Furthermore, if smoking becomes “legally wrong” in the eyes of society, it may also deter the younger population from adopting the habits. I’m sure that many Australian parents would not be delighted at the thought of their child lighting up, so the portraying smoking in this negative life may encourage youths to appeal to their morals, and curb any possible habits beginning.

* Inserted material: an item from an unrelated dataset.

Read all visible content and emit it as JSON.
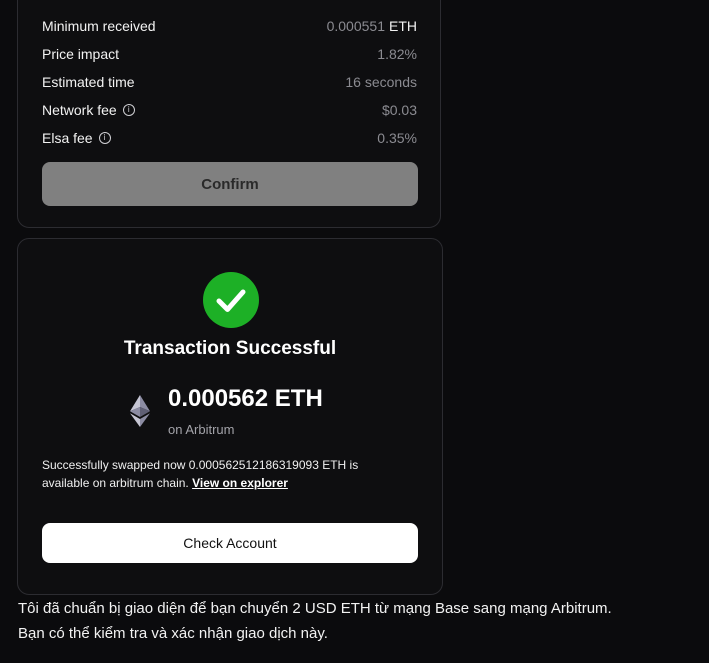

It is evident that introducing this ban that prohibits smoking in public would benefit Australia greatly. The health benefits are the main concept behind it, though reducing the appeal of smoking can also extend to further generations and help Australia gradually in the plight for a healthier population. It is recognised that smoking is a personal choice that smokers are rightfully allowed to what they do, but at what cost? Smokers are still available to freely smoke in their own homes, in privacy, still able to enjoy themselves. There is no total absence, no total dissatisfaction. Despite smoker’s opposition, the ban would be just what Australia, and Victoria needs. Organisations such as the Cancer Council argue that it is possibly not enough, that we aren’t in line with the rest of the nation. So, perhaps it’s time we finally work to extinguishing this flame in Melbourne, in the whole of Australia, and butt out cigarettes in public once and for all."